**What to work on:** Below are entries to reproduce exactly, apart from their pictures.

**Source information:**

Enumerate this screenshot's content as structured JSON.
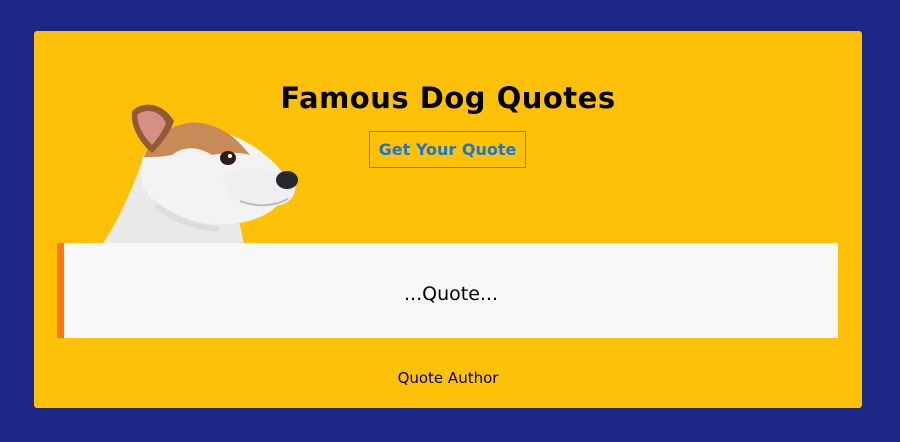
{
  "page": {
    "title": "Famous Dog Quotes",
    "button_label": "Get Your Quote",
    "quote_text": "...Quote...",
    "author_text": "Quote Author"
  },
  "colors": {
    "background": "#1d2785",
    "card": "#ffc107",
    "button_text": "#1976d2",
    "button_border": "#4f7fae",
    "quote_box": "#f8f8f8",
    "quote_accent": "#ff7800"
  },
  "image": {
    "icon": "dog-head-illustration"
  }
}
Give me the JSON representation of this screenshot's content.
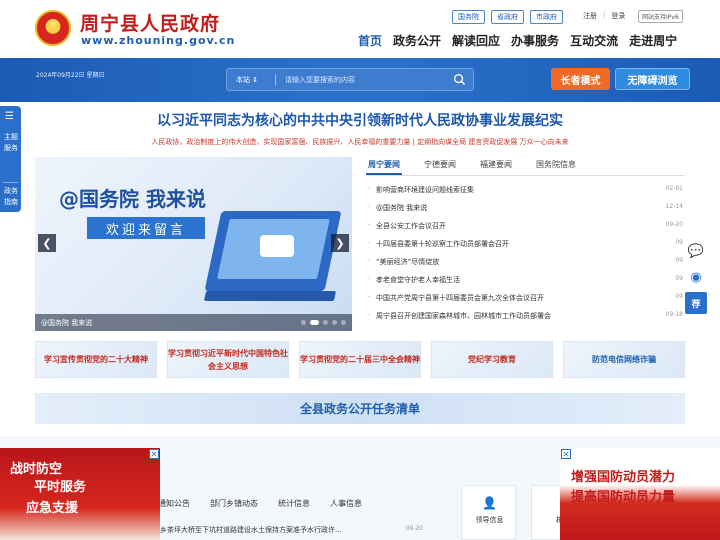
{
  "header": {
    "site_name": "周宁县人民政府",
    "site_domain": "www.zhouning.gov.cn",
    "top_links": [
      "国务院",
      "省政府",
      "市政府"
    ],
    "auth": [
      "注册",
      "登录"
    ],
    "ipv6": "网站支持IPv6",
    "nav": [
      "首页",
      "政务公开",
      "解读回应",
      "办事服务",
      "互动交流",
      "走进周宁"
    ]
  },
  "band": {
    "date": "2024年09月22日 星期日",
    "search_scope": "本站",
    "search_placeholder": "请输入您要搜索的内容",
    "elder_mode": "长者模式",
    "accessible": "无障碍浏览"
  },
  "left_side": {
    "item1": "主题服务",
    "item2": "政务指南"
  },
  "headline": "以习近平同志为核心的中共中央引领新时代人民政协事业发展纪实",
  "subline": "人民政协，政治制度上的伟大创造，实现国家富强、民族振兴、人民幸福的重要力量 | 定纲指向谋全局 建言资政促发展 万众一心向未来",
  "slider": {
    "title": "@国务院 我来说",
    "subtitle": "欢迎来留言",
    "caption": "@国务院 我来说"
  },
  "news": {
    "tabs": [
      "周宁要闻",
      "宁德要闻",
      "福建要闻",
      "国务院信息"
    ],
    "items": [
      {
        "title": "影响营商环境建设问题线索征集",
        "date": "02-01"
      },
      {
        "title": "@国务院 我来说",
        "date": "12-14"
      },
      {
        "title": "全县公安工作会议召开",
        "date": "09-20"
      },
      {
        "title": "十四届县委第十轮巡察工作动员部署会召开",
        "date": "09"
      },
      {
        "title": "“美丽经济”尽情绽放",
        "date": "09"
      },
      {
        "title": "孝老食堂守护老人幸福生活",
        "date": "09"
      },
      {
        "title": "中国共产党周宁县第十四届委员会第九次全体会议召开",
        "date": "09"
      },
      {
        "title": "周宁县召开创建国家森林城市、园林城市工作动员部署会",
        "date": "09-18"
      }
    ]
  },
  "topics": [
    "学习宣传贯彻党的二十大精神",
    "学习贯彻习近平新时代中国特色社会主义思想",
    "学习贯彻党的二十届三中全会精神",
    "党纪学习教育",
    "防范电信网络诈骗"
  ],
  "task_bar": "全县政务公开任务清单",
  "bottom": {
    "tabs": [
      "通知公告",
      "部门乡镇动态",
      "统计信息",
      "人事信息"
    ],
    "news": {
      "title": "乡茶坪大桥至下坑村道路建设水土保持方案准予水行政许...",
      "date": "09-20"
    },
    "services": [
      "领导信息",
      "机"
    ]
  },
  "float_left": {
    "l1": "战时防空",
    "l2": "平时服务",
    "l3": "应急支援"
  },
  "float_right": {
    "l1": "增强国防动员潜力",
    "l2": "提高国防动员力量"
  },
  "right_side": {
    "text": "荐"
  }
}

**Answer section:**
Enumerate this screenshot's content as structured JSON.
{
  "page": {
    "title": "Famous Dog Quotes",
    "button_label": "Get Your Quote",
    "quote_text": "...Quote...",
    "author_text": "Quote Author"
  },
  "colors": {
    "background": "#1d2785",
    "card": "#ffc107",
    "button_text": "#1976d2",
    "button_border": "#4f7fae",
    "quote_box": "#f8f8f8",
    "quote_accent": "#ff7800"
  },
  "image": {
    "icon": "dog-head-illustration"
  }
}
Give me the JSON representation of this screenshot's content.
{
  "header": {
    "site_name": "周宁县人民政府",
    "site_domain": "www.zhouning.gov.cn",
    "top_links": [
      "国务院",
      "省政府",
      "市政府"
    ],
    "auth": [
      "注册",
      "登录"
    ],
    "ipv6": "网站支持IPv6",
    "nav": [
      "首页",
      "政务公开",
      "解读回应",
      "办事服务",
      "互动交流",
      "走进周宁"
    ]
  },
  "band": {
    "date": "2024年09月22日 星期日",
    "search_scope": "本站",
    "search_placeholder": "请输入您要搜索的内容",
    "elder_mode": "长者模式",
    "accessible": "无障碍浏览"
  },
  "left_side": {
    "item1": "主题服务",
    "item2": "政务指南"
  },
  "headline": "以习近平同志为核心的中共中央引领新时代人民政协事业发展纪实",
  "subline": "人民政协，政治制度上的伟大创造，实现国家富强、民族振兴、人民幸福的重要力量 | 定纲指向谋全局 建言资政促发展 万众一心向未来",
  "slider": {
    "title": "@国务院 我来说",
    "subtitle": "欢迎来留言",
    "caption": "@国务院 我来说"
  },
  "news": {
    "tabs": [
      "周宁要闻",
      "宁德要闻",
      "福建要闻",
      "国务院信息"
    ],
    "items": [
      {
        "title": "影响营商环境建设问题线索征集",
        "date": "02-01"
      },
      {
        "title": "@国务院 我来说",
        "date": "12-14"
      },
      {
        "title": "全县公安工作会议召开",
        "date": "09-20"
      },
      {
        "title": "十四届县委第十轮巡察工作动员部署会召开",
        "date": "09"
      },
      {
        "title": "“美丽经济”尽情绽放",
        "date": "09"
      },
      {
        "title": "孝老食堂守护老人幸福生活",
        "date": "09"
      },
      {
        "title": "中国共产党周宁县第十四届委员会第九次全体会议召开",
        "date": "09"
      },
      {
        "title": "周宁县召开创建国家森林城市、园林城市工作动员部署会",
        "date": "09-18"
      }
    ]
  },
  "topics": [
    "学习宣传贯彻党的二十大精神",
    "学习贯彻习近平新时代中国特色社会主义思想",
    "学习贯彻党的二十届三中全会精神",
    "党纪学习教育",
    "防范电信网络诈骗"
  ],
  "task_bar": "全县政务公开任务清单",
  "bottom": {
    "tabs": [
      "通知公告",
      "部门乡镇动态",
      "统计信息",
      "人事信息"
    ],
    "news": {
      "title": "乡茶坪大桥至下坑村道路建设水土保持方案准予水行政许...",
      "date": "09-20"
    },
    "services": [
      "领导信息",
      "机"
    ]
  },
  "float_left": {
    "l1": "战时防空",
    "l2": "平时服务",
    "l3": "应急支援"
  },
  "float_right": {
    "l1": "增强国防动员潜力",
    "l2": "提高国防动员力量"
  },
  "right_side": {
    "text": "荐"
  }
}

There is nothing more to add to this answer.